Ever plan a party to only have a few of the expected invitees show up? Of course, parties are frowned upon - actually, depending on their size, not permitted - during these weird times. Besides, this wasn't a party in the classic sense, although to be a
Ever plan a party to only have a few of the expected invitees show up?
Of course, parties are frowned upon – actually, depending on their size, not permitted – during these weird times. Besides, this wasn’t a party in the classic sense, although to be a success it relied on people showing up. Invitations went out by the thousands on social media and in a story published in last Thursday’s Beacon.
Sponsor of the event was Stop & Shop. They provided the produce. There were enough sweet potatoes, carrots, apples, oranges and banana to fill 200 Stop & Shop reusable shopping bags. Host was the Warwick Boys and Girls Clubs.
The party was advertised to start at 10 a.m. Justifiably, Boys and Girls Club executive director Lara D’Antuono was anxious when only a dozen or so bags were ready to be handed out and a couple of early birds were waiting in the parking lot at 9:30. Lara pulled into service whoever she could and the pace of transferring produce to bags picked up. From experience, she believed there could soon be a line of cars outside the Norwood branch for the free food. She wanted to be ready.
When Vinud Israni, district director for Stop & Shop, showed up, Lara put him to work. Managers for the Greenwich Avenue and Meadowbrook stores were likewise pressed into service. Shortly after 10, everything was ready with the bags neatly lined up on tables and the sidewalk ready to be loaded into cars as soon as they showed up. The early birds got their bags and then there was nothing except the occasional car.
Hastily, “Free Food” signs were crafted and club members dispatched to hold them at nearby intersections.
This defied earlier efforts to help those experiencing food insecurity during this pandemic. When the Warwick Rotary Club teamed up with Westbay Marketplace to distribute 100 Christmas food baskets, they were quickly spoken for. At that event, a mother confided how she had been laid off with the shutdown, but when her employers called her back to work she couldn’t go because school hadn’t reopened and her kids were at home. Daycare was out of the question. It was too expensive. This was a first time she had turned for help. There were others equally embarrassed by their circumstances, yet knowing if they didn’t seek help it could be worse.

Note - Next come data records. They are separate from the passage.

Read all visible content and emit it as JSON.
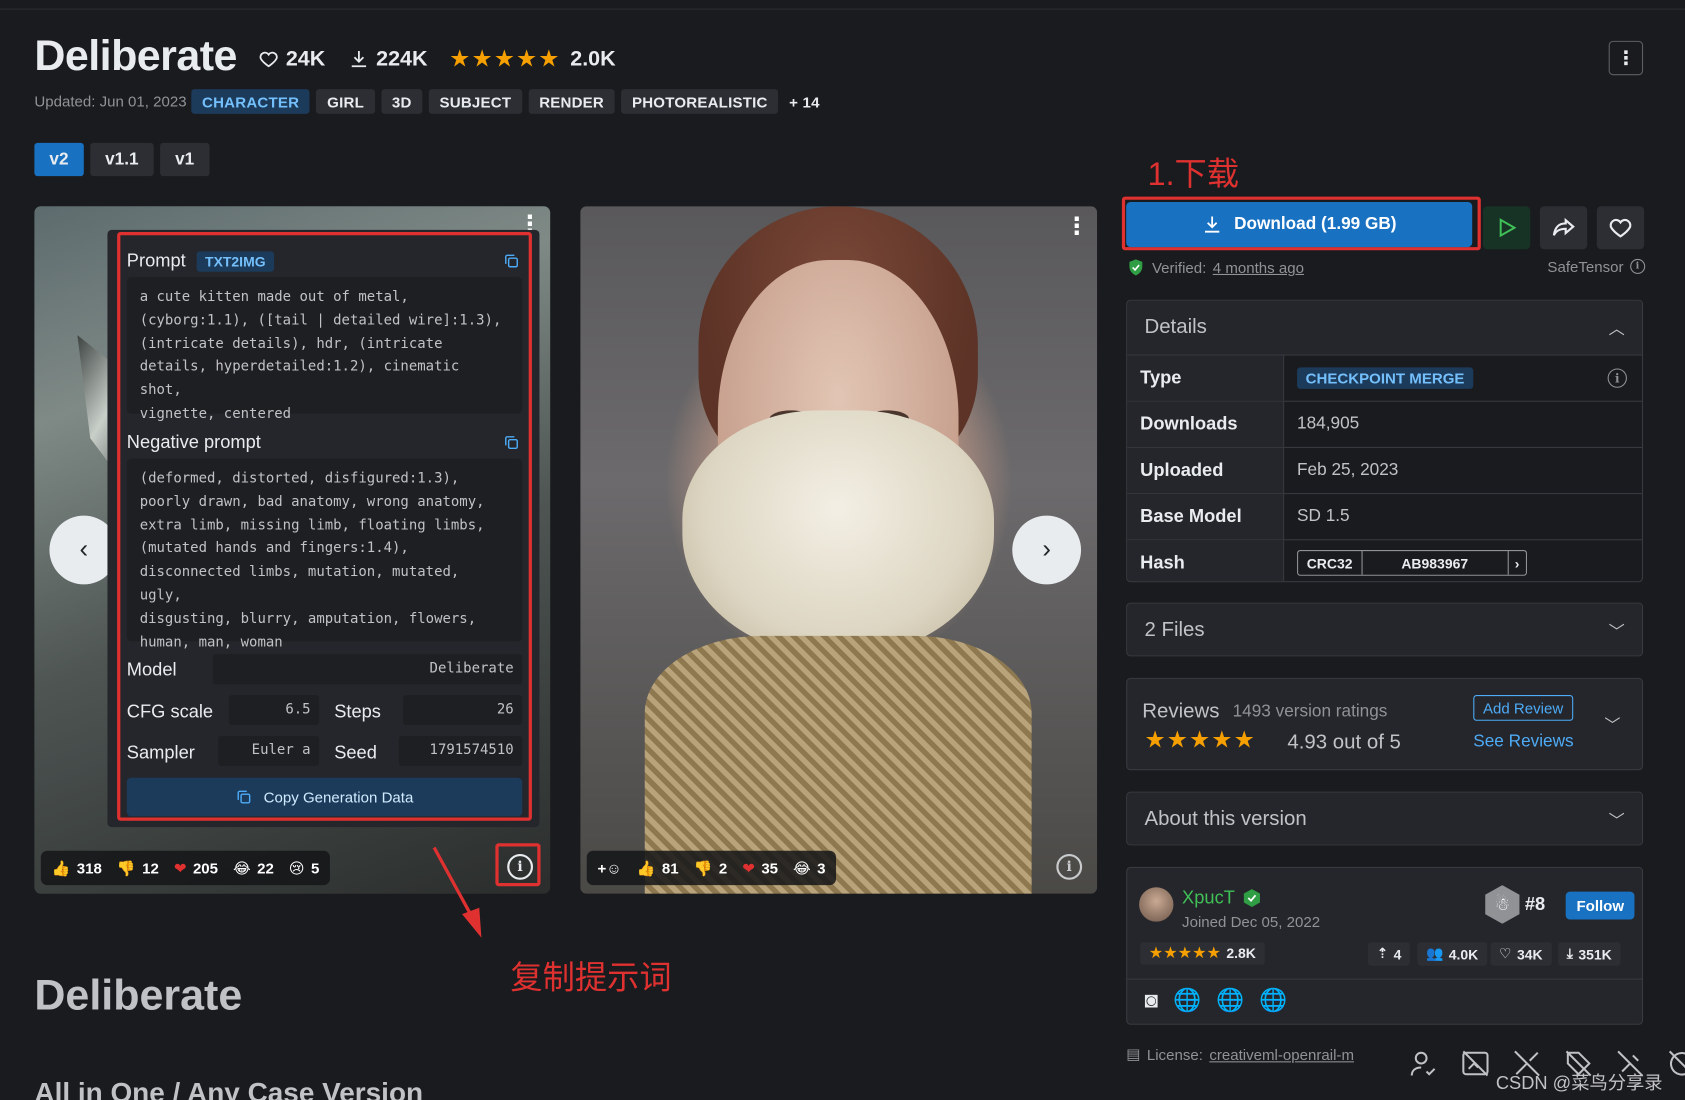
{
  "model": {
    "title": "Deliberate",
    "likes": "24K",
    "downloads": "224K",
    "rating_count": "2.0K",
    "updated": "Updated: Jun 01, 2023",
    "tags": [
      "CHARACTER",
      "GIRL",
      "3D",
      "SUBJECT",
      "RENDER",
      "PHOTOREALISTIC"
    ],
    "tags_more": "+ 14",
    "versions": [
      "v2",
      "v1.1",
      "v1"
    ]
  },
  "generation": {
    "prompt_label": "Prompt",
    "prompt_mode": "TXT2IMG",
    "prompt_text": "a cute kitten made out of metal,\n(cyborg:1.1), ([tail | detailed wire]:1.3),\n(intricate details), hdr, (intricate\ndetails, hyperdetailed:1.2), cinematic shot,\nvignette, centered",
    "negative_label": "Negative prompt",
    "negative_text": "(deformed, distorted, disfigured:1.3),\npoorly drawn, bad anatomy, wrong anatomy,\nextra limb, missing limb, floating limbs,\n(mutated hands and fingers:1.4),\ndisconnected limbs, mutation, mutated, ugly,\ndisgusting, blurry, amputation, flowers,\nhuman, man, woman",
    "model_label": "Model",
    "model_value": "Deliberate",
    "cfg_label": "CFG scale",
    "cfg_value": "6.5",
    "steps_label": "Steps",
    "steps_value": "26",
    "sampler_label": "Sampler",
    "sampler_value": "Euler a",
    "seed_label": "Seed",
    "seed_value": "1791574510",
    "copy_button": "Copy Generation Data"
  },
  "image1_reactions": [
    {
      "icon": "thumbs-up-icon",
      "glyph": "👍",
      "count": "318"
    },
    {
      "icon": "thumbs-down-icon",
      "glyph": "👎",
      "count": "12"
    },
    {
      "icon": "heart-icon",
      "glyph": "❤️",
      "count": "205"
    },
    {
      "icon": "laugh-icon",
      "glyph": "😂",
      "count": "22"
    },
    {
      "icon": "cry-icon",
      "glyph": "😢",
      "count": "5"
    }
  ],
  "image2_reactions": [
    {
      "icon": "thumbs-up-icon",
      "glyph": "👍",
      "count": "81"
    },
    {
      "icon": "thumbs-down-icon",
      "glyph": "👎",
      "count": "2"
    },
    {
      "icon": "heart-icon",
      "glyph": "❤️",
      "count": "35"
    },
    {
      "icon": "laugh-icon",
      "glyph": "😂",
      "count": "3"
    }
  ],
  "annotations": {
    "download_note": "1.下载",
    "copy_note": "复制提示词"
  },
  "sidebar": {
    "download_label": "Download (1.99 GB)",
    "verified_label": "Verified:",
    "verified_time": "4 months ago",
    "safetensor": "SafeTensor",
    "details_title": "Details",
    "details": [
      {
        "key": "Type",
        "value": "CHECKPOINT MERGE"
      },
      {
        "key": "Downloads",
        "value": "184,905"
      },
      {
        "key": "Uploaded",
        "value": "Feb 25, 2023"
      },
      {
        "key": "Base Model",
        "value": "SD 1.5"
      },
      {
        "key": "Hash",
        "value": "AB983967"
      }
    ],
    "hash_type": "CRC32",
    "files_title": "2 Files",
    "reviews_title": "Reviews",
    "reviews_count": "1493 version ratings",
    "reviews_score": "4.93 out of 5",
    "add_review": "Add Review",
    "see_reviews": "See Reviews",
    "about_title": "About this version",
    "creator": {
      "name": "XpucT",
      "joined": "Joined Dec 05, 2022",
      "rank": "#8",
      "follow": "Follow",
      "rating_count": "2.8K",
      "uploads": "4",
      "followers": "4.0K",
      "likes": "34K",
      "downloads": "351K"
    },
    "license_label": "License:",
    "license_value": "creativeml-openrail-m"
  },
  "page": {
    "heading": "Deliberate",
    "subheading": "All in One / Any Case Version"
  },
  "watermark": "CSDN @菜鸟分享录",
  "colors": {
    "accent": "#1971c2",
    "tag_blue": "#74c0fc",
    "star": "#f59f00",
    "annotation_red": "#e03131",
    "green_verified": "#37b24d"
  }
}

In addition to food pantries, churches and organizations have rallied to collect and give away food. Parishioners at Saints Rose and Clement Church did weekly food distributions in Oakland Beach. Lakewood Baptist Church held drive-by food drives for Westbay Marketplace, and a group of churches, with Warwick Hope Assembly of God taking the lead, held a Day of Hope at the Oakland Beach branch of the Boys and Girls Clubs. They not only gave out food, but also school supplies, backpacks for kids and even lunch.
By 11 a.m. Saturday, two or three had pulled in front of the Norwood Club to make pickups. The people were grateful as the bags were handed in through open windows.

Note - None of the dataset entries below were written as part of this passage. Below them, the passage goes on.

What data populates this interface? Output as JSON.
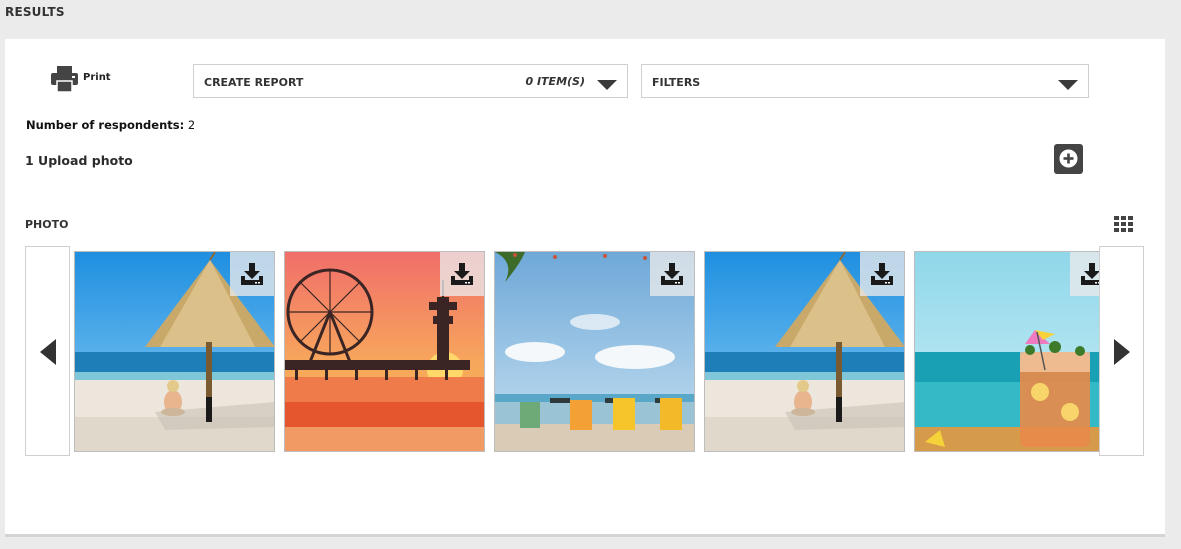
{
  "page": {
    "title": "RESULTS"
  },
  "toolbar": {
    "print_label": "Print",
    "create_report": {
      "label": "CREATE REPORT",
      "count": "0 ITEM(S)"
    },
    "filters": {
      "label": "FILTERS"
    }
  },
  "respondents": {
    "label": "Number of respondents:",
    "value": "2"
  },
  "question": {
    "title": "1 Upload photo"
  },
  "photo_section": {
    "title": "PHOTO"
  },
  "photos": [
    {
      "scene": "beach-umbrella"
    },
    {
      "scene": "pier-sunset"
    },
    {
      "scene": "beach-chairs"
    },
    {
      "scene": "beach-umbrella"
    },
    {
      "scene": "cocktail-sea"
    }
  ],
  "icons": {
    "print": "printer-icon",
    "add": "plus-circle-icon",
    "grid": "grid-view-icon",
    "download": "download-icon",
    "prev": "caret-left-icon",
    "next": "caret-right-icon"
  },
  "colors": {
    "dark": "#3f3f3f",
    "panel": "#ffffff",
    "background": "#ebebeb"
  }
}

“Don’t worry. He just makes a lot of noise,” said one woman whose small dog kept barking.
“Tell your friends. We’ll be here until noon,” Lara urged.
Lara questioned if she should have held the event at the Oakland Beach club that is easily found near the intersection of Oakland Beach Avenue and West Shore Road. She picked Norwood because basketball games were being played at Oakland Beach.
Norwood isn’t that far from Westbay Community Action and the Marketplace on Jefferson Boulevard. From the front, Westbay Community Action looked closed. There wasn’t a single car in the lot. The back was a different story. The door to the Marketplace was open. Inside a crew was unpacking boxes of nonperishable food and breaking it down into smaller lots for distribution this Saturday.
Joselyn Groves, assistant director of social services, hadn’t heard of the event at Norwood. She was surprised to learn of the turnout, checking her phone to pick up any buzz on social media. Produce would be a welcome addition to the Marketplace event, but would it keep?
She visited the club to find the bags of food lined up at the curb. Lara was relieved to meet her. Joselyn arranged to send over the Westbay refrigerator truck.
Why had only a few shown up for the event at the Boys and Girls Club? Did it have something to do with the warm weather and the first day of spring, or the fact that people were getting their stimulus checks?
I like to believe that people don’t look for handouts unless they are desperate. Indeed, many need help, but could the events Saturday be an indication that people feel more secure and sunshine is breaking through the black pandemic clouds?